4—Why can’t bipartisan majorities in both houses of Congress, with the clear support of the majority of Americans, do the right thing by the DACA Dreamers? How about a stand-alone vote on their fate instead of allowing President Trump to go back on his word, manipulate the issue, and hold Congress hostage? Did any of you speak up to get this issue resolved? Or is open floor debate even allowed when leaders are desperate to get a win at any cost? It appears at times that there is no collective backbone in Congress. Or is the internal machinery of the legislative process now so dysfunctional that even clearly popular bipartisan measures are dead on arrival?
5—Richard Nixon led the way in cleaning up America’s air and water. Are you and your fellow Republicans today really willing to allow the current Administration to revoke by degrees that desirable reclamation by decimating the EPA? Why aren’t you more vocal in criticizing Trump’s withdrawal from the Paris Climate Accords? Or are you really among those “flat-earthers” who refuse to acknowledge the overwhelming science data re global warming and the importance of American leadership in addressing this existential, world-wide problem?
6—Are you among those Republicans who oppose (or are cravenly silent about) the Muller investigation into Russian interference in our elections and the possible compromising relationship of Trump with the Russian government and its surrogates? How can anyone who cares about America and its democratic institutions stand idly by and not want to turn up all stones regarding these matters? If Trump has nothing to hide, why does he not vigorously encourage the investigation and cooperate fully? In spite of his shameless attempts to undermine it, shouldn’t you, our representatives, put America’s interests above party and speak up unequivocally to support the investigation?
7—Gun violence: yet another mass murder in an American school, more expressions of empty sentiment—and very little action. America uniquely has this problem, this epidemic. Are we the stupidest developed country in the world? Granted, addressing gun violence is a multi-faceted challenge, but any honest analysis must acknowledge that military-style assault rifles are a common thread in the carnage. There is no legitimate reason that civilians need such weapons, nor does any reasonable reading of our Constitution grant such a right. That so many such mass-killing weapons already are owned by Americans is no argument for allowing their further proliferation. THEY SHOULD BE BANNED—and a majority of Americans nationwide agree on this. Do any of the four of you have sufficient good sense, integrity, and courage to acknowledge this, defy the all-powerful NRA, risk defeat in your reelection bid, and help persuade other Republicans in Congress to do the right thing?

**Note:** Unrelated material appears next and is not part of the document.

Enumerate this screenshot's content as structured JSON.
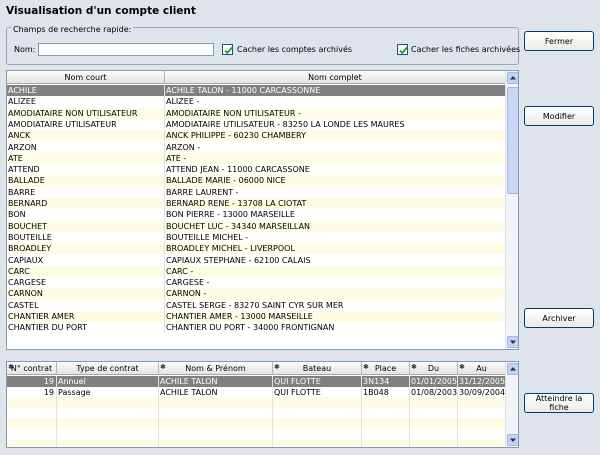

I grant that politics in Washington can be complex and nuanced. We, your constituents, do not see all the messy complications that confront you. But we are trying to understand. And when it appears that our spokesmen are timid and not speaking, when it appears they are supporting positions based on party pressure and/or special-interest money and lobbying, positions that to common sense seem contrary to our common interests and therefore unsupportable, we would like to know why. Hence, these honest questions directed to the four of you.
H. Wayne Schow, a native Idahoan, is a professor of English emeritus at Idaho State University. Schow lives in Pocatello.